We could well ask that if there is little difference between the major political parties, what is the point of elections? Well, elections are a device to divert and pacify the masses. The majority of people are unschooled in socio-economics and politics. The sociologists, T.R. Dye and L.H. Zeigler, stipulate that the ‘excitement and razzmatazz’ which is particularly evident in American elections [ but will eventually be emulated in the UK] serve as "Roman circuses to entertain and distract the masses from the true nature of elite rule." Elections create the illusion that power rests with the majority. This causes people to think that they are actively participating in the decision-making process. "Elections are primarily a symbolic exercise that help tie the masses to the established order."
Major political Parties are well funded by banks, business, taxes, unions,' interested parties' and private donations. A tremendous amount of wheeling and dealing takes place. The smaller parties will not have anywhere near the amount of money required for campaigns and advertising or enough publicity to get their stances more widely accepted instead of ridiculed. This fact, coupled with the fact that the majority of people have been socialised since childhood to accept a common commitment to the existing social structure, ensures that most people will deduce that minor parties 'can't be very good' and have little chance of winning anyway; therefore, they will vote for a major party.

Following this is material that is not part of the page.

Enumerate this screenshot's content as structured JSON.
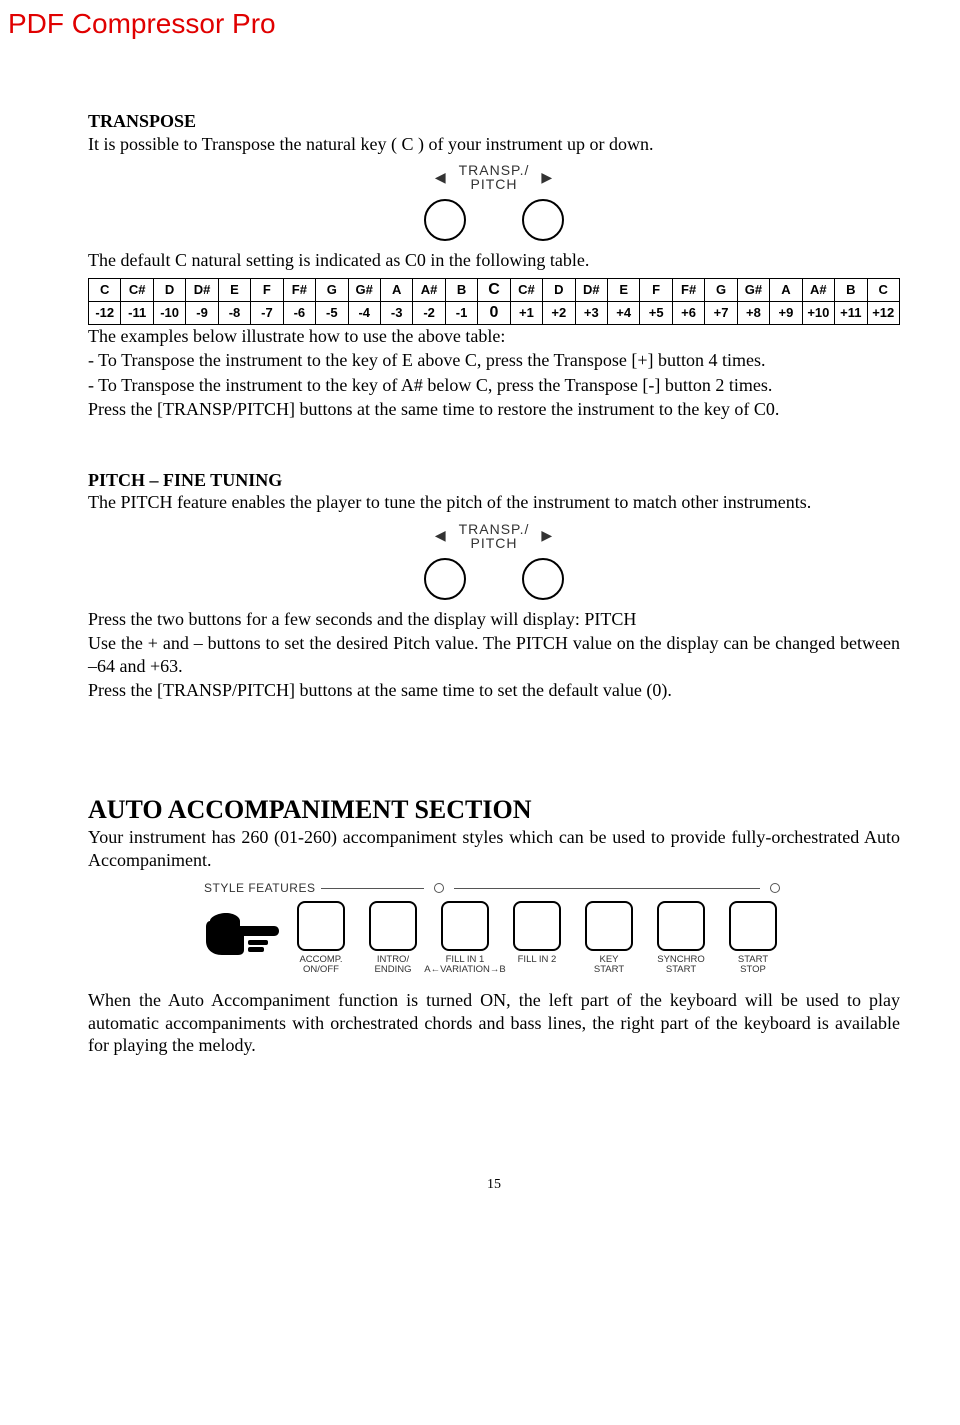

As aforementioned, the sociologist, Seymour Lipset, perceives political compromises such as cross-class voting as absolutely essential for democracy. A system in which the support of different parties corresponds too closely to basic social divisions, for example, conservatism versus radicalism, "cannot continue on a democratic basis". In other words, you can be anything you like as long as it is conservative, at least with a small 'c'. One must think within a parliamentary political framework and in keeping with the values of free enterprise and the entire ideology of the existing social structure.

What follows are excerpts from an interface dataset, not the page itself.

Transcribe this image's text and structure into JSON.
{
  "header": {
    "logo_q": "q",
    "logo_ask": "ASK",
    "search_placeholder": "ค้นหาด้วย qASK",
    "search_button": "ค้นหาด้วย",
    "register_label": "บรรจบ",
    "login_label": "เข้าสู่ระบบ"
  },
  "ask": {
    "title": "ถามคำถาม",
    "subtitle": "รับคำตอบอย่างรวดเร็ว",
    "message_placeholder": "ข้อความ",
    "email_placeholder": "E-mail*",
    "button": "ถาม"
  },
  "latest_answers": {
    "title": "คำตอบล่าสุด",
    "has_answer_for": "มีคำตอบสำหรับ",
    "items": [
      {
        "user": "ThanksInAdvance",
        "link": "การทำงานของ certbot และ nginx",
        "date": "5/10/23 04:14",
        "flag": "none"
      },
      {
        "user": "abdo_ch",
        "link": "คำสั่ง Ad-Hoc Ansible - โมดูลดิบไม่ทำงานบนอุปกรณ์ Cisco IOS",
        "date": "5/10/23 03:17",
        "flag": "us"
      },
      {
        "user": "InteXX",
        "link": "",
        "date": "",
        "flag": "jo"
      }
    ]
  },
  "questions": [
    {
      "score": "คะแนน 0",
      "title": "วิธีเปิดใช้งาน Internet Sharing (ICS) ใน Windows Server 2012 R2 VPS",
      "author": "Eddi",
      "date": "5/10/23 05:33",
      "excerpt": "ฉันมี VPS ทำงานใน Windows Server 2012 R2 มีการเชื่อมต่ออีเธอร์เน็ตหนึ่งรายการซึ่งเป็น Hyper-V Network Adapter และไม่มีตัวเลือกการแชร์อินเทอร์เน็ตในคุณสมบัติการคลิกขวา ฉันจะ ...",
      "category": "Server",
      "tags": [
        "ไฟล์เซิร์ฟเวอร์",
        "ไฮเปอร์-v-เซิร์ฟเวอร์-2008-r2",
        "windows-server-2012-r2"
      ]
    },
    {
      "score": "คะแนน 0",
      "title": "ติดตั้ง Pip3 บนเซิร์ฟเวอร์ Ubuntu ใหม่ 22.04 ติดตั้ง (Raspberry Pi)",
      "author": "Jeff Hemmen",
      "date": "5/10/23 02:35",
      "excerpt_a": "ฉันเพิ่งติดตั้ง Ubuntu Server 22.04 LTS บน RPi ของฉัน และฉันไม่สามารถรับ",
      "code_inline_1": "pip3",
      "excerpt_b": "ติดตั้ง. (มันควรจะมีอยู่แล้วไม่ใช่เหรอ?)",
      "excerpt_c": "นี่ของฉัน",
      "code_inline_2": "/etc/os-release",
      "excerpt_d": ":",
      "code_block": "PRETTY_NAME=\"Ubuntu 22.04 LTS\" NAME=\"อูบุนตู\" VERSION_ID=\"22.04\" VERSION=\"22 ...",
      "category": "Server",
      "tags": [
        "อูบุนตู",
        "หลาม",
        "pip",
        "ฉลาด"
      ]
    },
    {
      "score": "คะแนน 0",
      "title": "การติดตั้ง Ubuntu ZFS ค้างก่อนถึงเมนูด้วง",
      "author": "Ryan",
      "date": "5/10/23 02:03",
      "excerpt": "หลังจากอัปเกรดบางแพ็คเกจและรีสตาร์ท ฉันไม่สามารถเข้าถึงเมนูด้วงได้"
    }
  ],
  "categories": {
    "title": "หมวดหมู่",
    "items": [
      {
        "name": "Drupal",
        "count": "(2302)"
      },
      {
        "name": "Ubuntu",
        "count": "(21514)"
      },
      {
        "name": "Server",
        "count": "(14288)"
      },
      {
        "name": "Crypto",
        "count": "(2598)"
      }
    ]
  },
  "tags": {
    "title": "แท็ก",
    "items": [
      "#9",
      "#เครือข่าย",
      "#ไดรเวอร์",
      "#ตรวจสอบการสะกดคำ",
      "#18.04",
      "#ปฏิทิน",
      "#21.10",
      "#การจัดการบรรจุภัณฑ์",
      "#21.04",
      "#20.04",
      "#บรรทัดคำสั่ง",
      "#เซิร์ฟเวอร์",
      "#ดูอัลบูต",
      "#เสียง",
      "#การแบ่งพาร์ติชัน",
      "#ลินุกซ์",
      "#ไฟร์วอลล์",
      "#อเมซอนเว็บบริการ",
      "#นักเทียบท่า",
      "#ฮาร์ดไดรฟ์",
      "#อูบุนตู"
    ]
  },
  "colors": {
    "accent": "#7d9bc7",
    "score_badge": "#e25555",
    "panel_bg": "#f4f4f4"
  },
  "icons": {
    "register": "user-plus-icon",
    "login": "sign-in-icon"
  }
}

To equate such an idea as democratic however, is contradictory since it is the enabling of differing political ideologies to have a chance that constitute democracy. The institutionalisation of social class conflict caused by culturally induced ‘value consensus’ creates a very superficial and contrived type of representative democracy. Who exactly is it representing? Stratification and conditioned value consensus precipitate false, uninformed political understanding for the electorate and the inevitability of voting for their own and most other people's oppression. Furthermore, if the ideologies of the major political parties are pretty similar there is no point in them being separate. We cannot simply say, “Our country’s main political Parties' ideologies are virtually all the same so that means our society is democratic.” It doesn’t make any sense. The State is totalitarian if the only Parties capable of winning an election are virtually ‘all the same.’ The major Parties might as well unite under the same banner and call themselves The United Supporters of The Established Order. Once any one of those Parties gets into power it will make whatever decisions and laws it likes despite the fact that there have been no referendums on major issues that concern us all or that it made entirely different promises to the electorate beforehand. They have already made their plans whilst in opposition. The fact that people can oust one of those similar Parties at election time and replace it with the other is not democracy - that indeed is the illusion.